Murals & Graffiti Art

You might not know it if you’ve never been here before, but Philadelphia has a fascinating street art scene full of skillful graffiti creations and colorful murals. The city’s mural arts program began in 1984, when the Anti-Graffiti Network worked with graffiti artists to turn their talents into beautiful murals. There are thousands of murals in the city that celebrate everything from LGBT rights to women’s empowerment and the city’s history. You can even take a mural tour if you want to learn more about the artists who created them.

Try Local Cuisine Philly cheesesteak
Credit: BigStock
Philly cheesesteak

Try Local Cuisine

Not only is Philadelphia considered to be the birthplace of democracy, but this is also where one of America’s favorite traditional foods originated too: the cheesesteak! Philly cheesesteaks can be found in restaurants all over the city, but don’t stop there with your culinary exploration. Philadelphia is a wonderful town to visit for foodies, and each of the city’s neighborhoods offers something a little different.
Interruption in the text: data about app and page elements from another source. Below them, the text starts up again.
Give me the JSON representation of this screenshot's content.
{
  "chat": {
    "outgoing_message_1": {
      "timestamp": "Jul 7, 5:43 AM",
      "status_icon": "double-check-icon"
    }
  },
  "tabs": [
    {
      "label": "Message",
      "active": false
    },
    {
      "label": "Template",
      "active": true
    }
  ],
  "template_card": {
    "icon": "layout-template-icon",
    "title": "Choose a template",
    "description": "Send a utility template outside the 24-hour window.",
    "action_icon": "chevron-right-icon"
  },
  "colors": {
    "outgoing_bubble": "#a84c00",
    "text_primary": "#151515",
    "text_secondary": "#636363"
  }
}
Explore the different areas to sample Italian restaurants, micro-brew bars, Polish supermarkets, and much more.